Exercise instructions:
Among the entries below, find each line with "cssgradient" and show it.

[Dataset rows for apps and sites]
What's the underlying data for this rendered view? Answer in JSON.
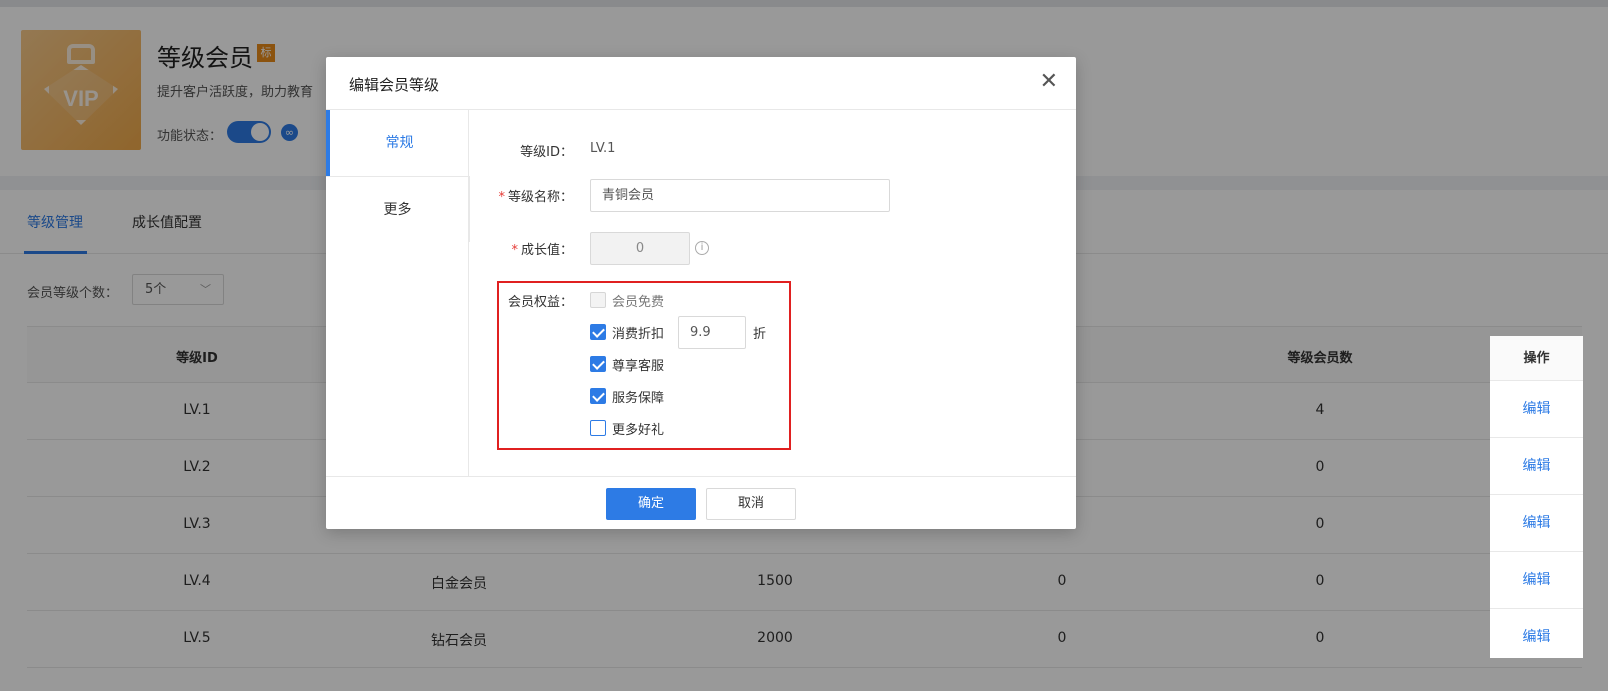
{
  "app": {
    "title": "等级会员",
    "badge": "标",
    "description": "提升客户活跃度，助力教育",
    "status_label": "功能状态：",
    "logo_text": "VIP"
  },
  "tabs": [
    {
      "label": "等级管理",
      "active": true
    },
    {
      "label": "成长值配置",
      "active": false
    }
  ],
  "level_count": {
    "label": "会员等级个数：",
    "value": "5个"
  },
  "table": {
    "headers": [
      "等级ID",
      "等级会员数",
      "操作"
    ],
    "rows": [
      {
        "id": "LV.1",
        "name": "",
        "growth": "",
        "col4": "",
        "members": "4",
        "action": "编辑"
      },
      {
        "id": "LV.2",
        "name": "",
        "growth": "",
        "col4": "",
        "members": "0",
        "action": "编辑"
      },
      {
        "id": "LV.3",
        "name": "",
        "growth": "",
        "col4": "",
        "members": "0",
        "action": "编辑"
      },
      {
        "id": "LV.4",
        "name": "白金会员",
        "growth": "1500",
        "col4": "0",
        "members": "0",
        "action": "编辑"
      },
      {
        "id": "LV.5",
        "name": "钻石会员",
        "growth": "2000",
        "col4": "0",
        "members": "0",
        "action": "编辑"
      }
    ]
  },
  "modal": {
    "title": "编辑会员等级",
    "side_nav": [
      "常规",
      "更多"
    ],
    "fields": {
      "level_id_label": "等级ID：",
      "level_id_value": "LV.1",
      "name_label": "等级名称：",
      "name_value": "青铜会员",
      "growth_label": "成长值：",
      "growth_value": "0",
      "benefits_label": "会员权益："
    },
    "benefits": [
      {
        "label": "会员免费",
        "state": "disabled"
      },
      {
        "label": "消费折扣",
        "state": "checked",
        "input_value": "9.9",
        "suffix": "折"
      },
      {
        "label": "尊享客服",
        "state": "checked"
      },
      {
        "label": "服务保障",
        "state": "checked"
      },
      {
        "label": "更多好礼",
        "state": "unchecked"
      }
    ],
    "confirm_label": "确定",
    "cancel_label": "取消"
  },
  "colors": {
    "accent": "#2d7be5",
    "highlight": "#e02020",
    "badge": "#e88a1a"
  }
}
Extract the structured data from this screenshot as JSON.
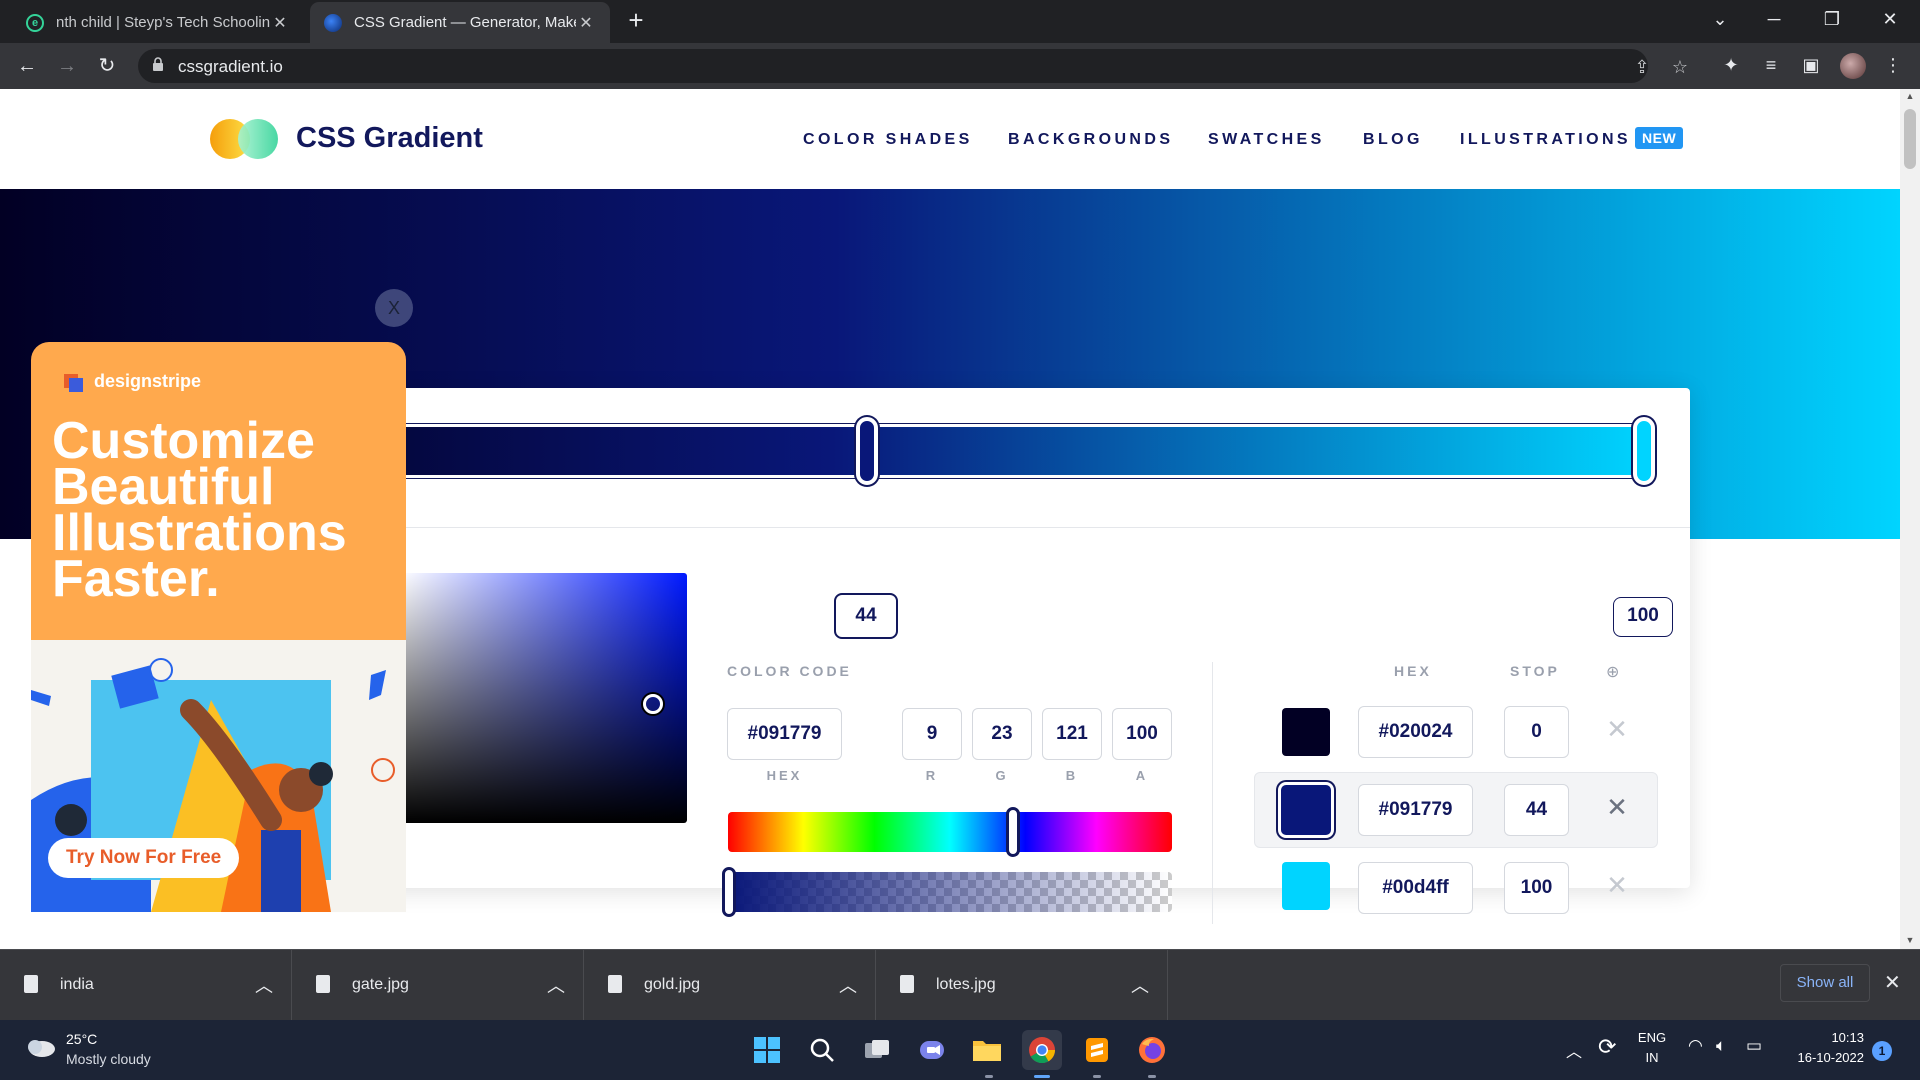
{
  "browser": {
    "tabs": [
      {
        "title": "nth child | Steyp's Tech Schooling",
        "favicon": "steyp-favicon",
        "active": false
      },
      {
        "title": "CSS Gradient — Generator, Maker",
        "favicon": "cssgradient-favicon",
        "active": true
      }
    ],
    "url": "cssgradient.io"
  },
  "site": {
    "brand": "CSS Gradient",
    "nav": [
      {
        "label": "COLOR SHADES"
      },
      {
        "label": "BACKGROUNDS"
      },
      {
        "label": "SWATCHES"
      },
      {
        "label": "BLOG"
      },
      {
        "label": "ILLUSTRATIONS"
      }
    ],
    "new_badge": "NEW"
  },
  "gradient": {
    "stop_labels": [
      "44",
      "100"
    ],
    "colors": {
      "start": "#020024",
      "middle": "#091779",
      "end": "#00d4ff"
    }
  },
  "editor": {
    "color_code_label": "COLOR CODE",
    "hex_value": "#091779",
    "hex_label": "HEX",
    "rgba": [
      {
        "label": "R",
        "value": "9"
      },
      {
        "label": "G",
        "value": "23"
      },
      {
        "label": "B",
        "value": "121"
      },
      {
        "label": "A",
        "value": "100"
      }
    ]
  },
  "stops": {
    "header_hex": "HEX",
    "header_stop": "STOP",
    "rows": [
      {
        "color": "#020024",
        "hex": "#020024",
        "stop": "0",
        "selected": false
      },
      {
        "color": "#091779",
        "hex": "#091779",
        "stop": "44",
        "selected": true
      },
      {
        "color": "#00d4ff",
        "hex": "#00d4ff",
        "stop": "100",
        "selected": false
      }
    ]
  },
  "ad": {
    "close": "X",
    "brand": "designstripe",
    "headline": "Customize Beautiful Illustrations Faster.",
    "cta": "Try Now For Free"
  },
  "downloads": {
    "items": [
      {
        "name": "india"
      },
      {
        "name": "gate.jpg"
      },
      {
        "name": "gold.jpg"
      },
      {
        "name": "lotes.jpg"
      }
    ],
    "show_all": "Show all"
  },
  "taskbar": {
    "temperature": "25°C",
    "weather": "Mostly cloudy",
    "lang_top": "ENG",
    "lang_bottom": "IN",
    "time": "10:13",
    "date": "16-10-2022",
    "notifications": "1"
  }
}
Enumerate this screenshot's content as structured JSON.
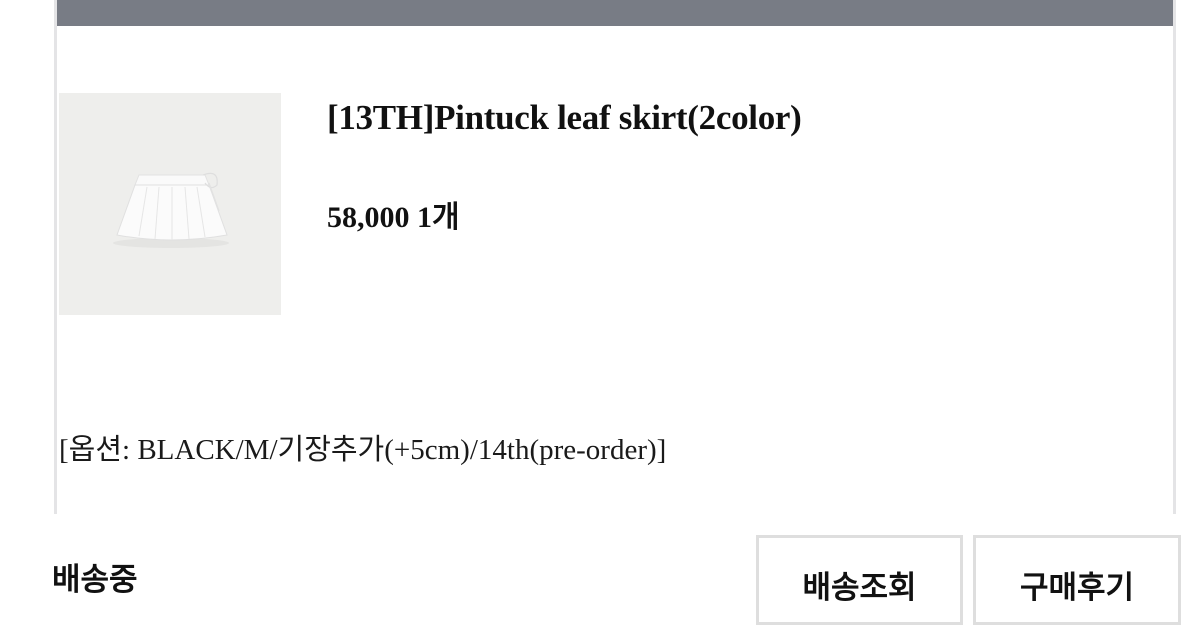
{
  "order": {
    "product": {
      "name": "[13TH]Pintuck leaf skirt(2color)",
      "price_qty": "58,000 1개",
      "image_icon": "product-thumbnail-white-skirt"
    },
    "option_text": "[옵션: BLACK/M/기장추가(+5cm)/14th(pre-order)]"
  },
  "delivery": {
    "status": "배송중"
  },
  "actions": {
    "track_label": "배송조회",
    "review_label": "구매후기"
  },
  "colors": {
    "header_bar": "#787c85",
    "border": "#e4e4e6",
    "text": "#111111"
  }
}
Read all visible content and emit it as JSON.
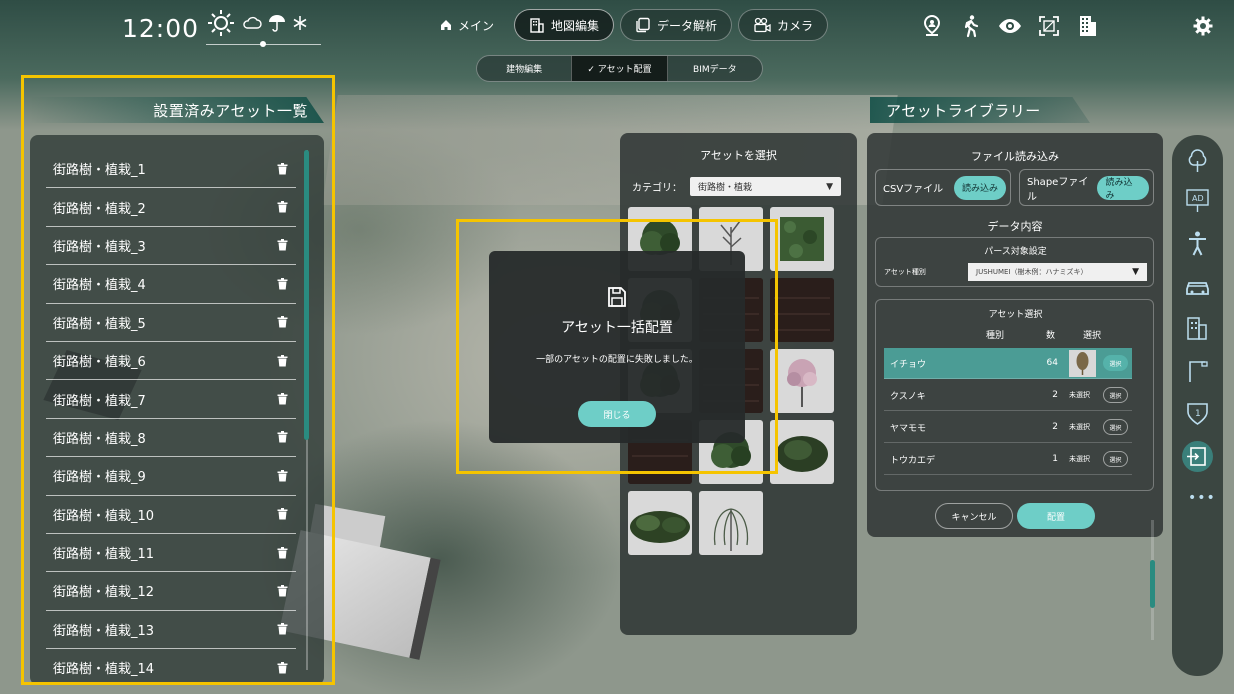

Task solution:
        "favicon": "cssgradient-favicon",
    "url": "cssgradient.io"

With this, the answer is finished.